This week, the FDA will decide whether JUUL’s devices and nicotine pods can stay on the market. The company faces thousands of lawsuits claiming it knowingly sold vaping products to minors.
Sunita Sah, associate professor at the SC Johnson School of Business, says the risk to young people’s health if JUUL products remain on the market is apparent and potentially disastrous.
“The risk to the health of young people if JUUL products remain on the market is apparent and potentially disastrous.
“Justifying it as a safer product for those looking to reduce smoking is grasping at straws. But JUUL needs the ruling in its favor for survival. It has nothing to lose, hence the no expense spared approach with frantic attempts to shut down lawsuits and decrease transparency.
“The public should be outraged that JUUL bought its way into a supposedly independent scientific journal to publish its own studies. Acts such as these undermine the public trust in science and, in what I assume is JUUL’s aim, provide fodder for impressionable teenagers to rationalize the use of these e-cigarettes.”
Alan Mathios, professor of policy analysis and management, studies the effect of FDA regulatory policies on consumer behavior. His most recent research examines the effectiveness of health warning labels on cigarette packages and electronic cigarettes.

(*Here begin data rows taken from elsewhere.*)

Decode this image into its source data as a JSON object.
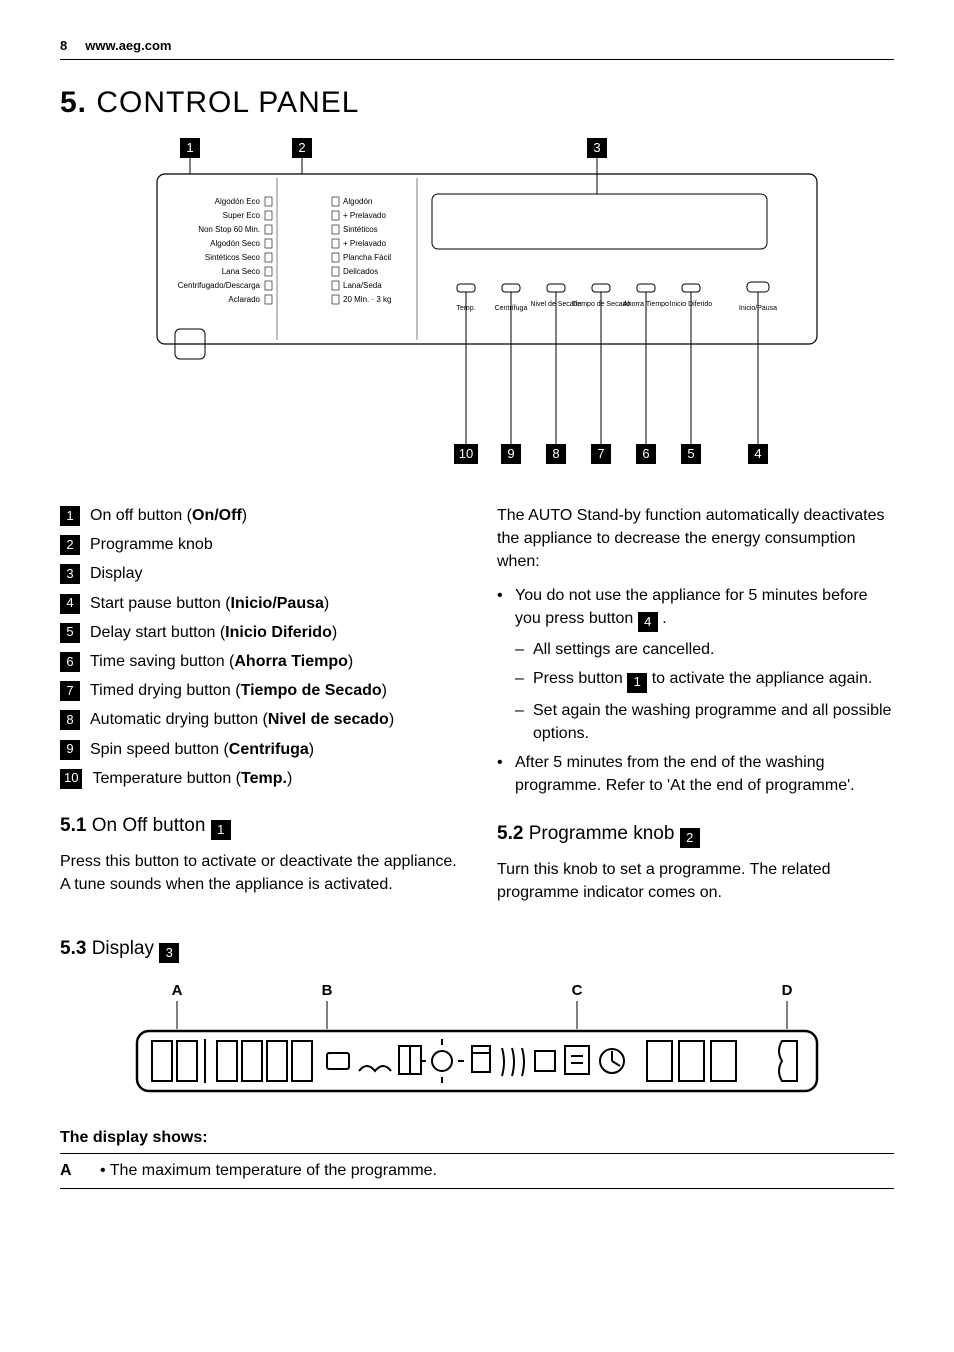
{
  "header": {
    "page_num": "8",
    "site": "www.aeg.com"
  },
  "title": {
    "num": "5.",
    "text": "CONTROL PANEL"
  },
  "panel": {
    "top_callouts": [
      "1",
      "2",
      "3"
    ],
    "bottom_callouts": [
      "10",
      "9",
      "8",
      "7",
      "6",
      "5",
      "4"
    ],
    "left_labels": [
      "Algodón Eco",
      "Super Eco",
      "Non Stop 60 Min.",
      "Algodón Seco",
      "Sintéticos Seco",
      "Lana Seco",
      "Centrifugado/Descarga",
      "Aclarado"
    ],
    "right_labels": [
      "Algodón",
      "+ Prelavado",
      "Sintéticos",
      "+ Prelavado",
      "Plancha Fácil",
      "Delicados",
      "Lana/Seda",
      "20 Min. · 3 kg"
    ],
    "button_labels": [
      "Temp.",
      "Centrífuga",
      "Nivel de Secado",
      "Tiempo de Secado",
      "Ahorra Tiempo",
      "Inicio Diferido",
      "Inicio/Pausa"
    ]
  },
  "legend": [
    {
      "n": "1",
      "text": "On off button (",
      "bold": "On/Off",
      "after": ")"
    },
    {
      "n": "2",
      "text": "Programme knob",
      "bold": "",
      "after": ""
    },
    {
      "n": "3",
      "text": "Display",
      "bold": "",
      "after": ""
    },
    {
      "n": "4",
      "text": "Start pause button (",
      "bold": "Inicio/Pausa",
      "after": ")"
    },
    {
      "n": "5",
      "text": "Delay start button (",
      "bold": "Inicio Diferido",
      "after": ")"
    },
    {
      "n": "6",
      "text": "Time saving button (",
      "bold": "Ahorra Tiempo",
      "after": ")"
    },
    {
      "n": "7",
      "text": "Timed drying button (",
      "bold": "Tiempo de Secado",
      "after": ")"
    },
    {
      "n": "8",
      "text": "Automatic drying button (",
      "bold": "Nivel de secado",
      "after": ")"
    },
    {
      "n": "9",
      "text": "Spin speed button (",
      "bold": "Centrifuga",
      "after": ")"
    },
    {
      "n": "10",
      "text": "Temperature button (",
      "bold": "Temp.",
      "after": ")"
    }
  ],
  "sec51": {
    "num": "5.1",
    "title": "On Off button",
    "badge": "1",
    "body": "Press this button to activate or deactivate the appliance. A tune sounds when the appliance is activated."
  },
  "right_col": {
    "intro": "The AUTO Stand-by function automatically deactivates the appliance to decrease the energy consumption when:",
    "b1_a": "You do not use the appliance for 5 minutes before you press button ",
    "b1_badge": "4",
    "b1_b": " .",
    "d1": "All settings are cancelled.",
    "d2_a": "Press button ",
    "d2_badge": "1",
    "d2_b": " to activate the appliance again.",
    "d3": "Set again the washing programme and all possible options.",
    "b2": "After 5 minutes from the end of the washing programme. Refer to 'At the end of programme'."
  },
  "sec52": {
    "num": "5.2",
    "title": "Programme knob",
    "badge": "2",
    "body": "Turn this knob to set a programme. The related programme indicator comes on."
  },
  "sec53": {
    "num": "5.3",
    "title": "Display",
    "badge": "3",
    "letters": [
      "A",
      "B",
      "C",
      "D"
    ],
    "table_title": "The display shows:",
    "rowA_label": "A",
    "rowA_desc": "The maximum temperature of the programme."
  }
}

“The FDA is required to regulate e-cigarettes based on whether they are ‘appropriate for public health.’ While the intent of actions against JUUL products might be to reduce teen vaping, the unintended consequence could be to push adults and even teens back into smoking combustibles. FDA approval is likely to depend on whether JUUL can take steps to prevent teenagers from illegally using its products, so the products can stay on the market and help adult smokers quit.”

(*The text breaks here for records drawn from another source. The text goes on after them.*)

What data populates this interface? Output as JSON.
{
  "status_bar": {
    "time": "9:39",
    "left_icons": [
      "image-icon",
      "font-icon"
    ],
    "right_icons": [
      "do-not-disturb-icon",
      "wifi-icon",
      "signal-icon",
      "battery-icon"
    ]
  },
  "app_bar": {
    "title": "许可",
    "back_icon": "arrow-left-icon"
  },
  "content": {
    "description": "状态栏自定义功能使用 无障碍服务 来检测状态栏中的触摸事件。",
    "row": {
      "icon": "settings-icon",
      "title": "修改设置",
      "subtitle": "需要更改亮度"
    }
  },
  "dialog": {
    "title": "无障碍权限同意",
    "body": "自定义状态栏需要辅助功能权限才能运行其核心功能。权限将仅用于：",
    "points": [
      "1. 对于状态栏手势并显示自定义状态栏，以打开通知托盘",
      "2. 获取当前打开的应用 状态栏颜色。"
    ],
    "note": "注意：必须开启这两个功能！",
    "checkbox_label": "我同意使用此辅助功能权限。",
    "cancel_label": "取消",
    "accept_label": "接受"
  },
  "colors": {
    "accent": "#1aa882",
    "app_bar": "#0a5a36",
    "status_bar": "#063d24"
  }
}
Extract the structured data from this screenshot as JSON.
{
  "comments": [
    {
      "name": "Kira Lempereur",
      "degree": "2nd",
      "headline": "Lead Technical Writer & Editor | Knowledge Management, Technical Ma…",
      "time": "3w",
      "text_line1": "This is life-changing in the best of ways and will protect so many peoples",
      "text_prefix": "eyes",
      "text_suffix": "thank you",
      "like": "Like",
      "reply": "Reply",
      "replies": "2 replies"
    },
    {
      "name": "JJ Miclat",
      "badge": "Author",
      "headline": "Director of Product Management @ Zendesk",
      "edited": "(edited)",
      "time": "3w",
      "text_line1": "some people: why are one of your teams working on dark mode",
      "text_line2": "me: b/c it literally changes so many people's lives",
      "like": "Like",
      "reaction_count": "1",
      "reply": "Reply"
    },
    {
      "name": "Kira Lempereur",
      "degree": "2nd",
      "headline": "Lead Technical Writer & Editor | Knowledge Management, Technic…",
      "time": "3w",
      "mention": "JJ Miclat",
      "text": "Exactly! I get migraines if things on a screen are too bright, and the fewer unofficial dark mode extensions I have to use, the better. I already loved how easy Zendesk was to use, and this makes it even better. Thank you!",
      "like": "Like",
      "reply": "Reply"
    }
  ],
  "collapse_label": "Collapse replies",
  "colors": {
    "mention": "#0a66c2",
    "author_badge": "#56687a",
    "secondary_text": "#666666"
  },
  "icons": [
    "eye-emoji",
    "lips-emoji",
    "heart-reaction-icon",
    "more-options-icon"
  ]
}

Donald Kenkel, professor of policy analysis and management, is an expert on health and public sector economics. He has studied cigarette taxes to prevent youth smoking and advertising to promote smoking cessation.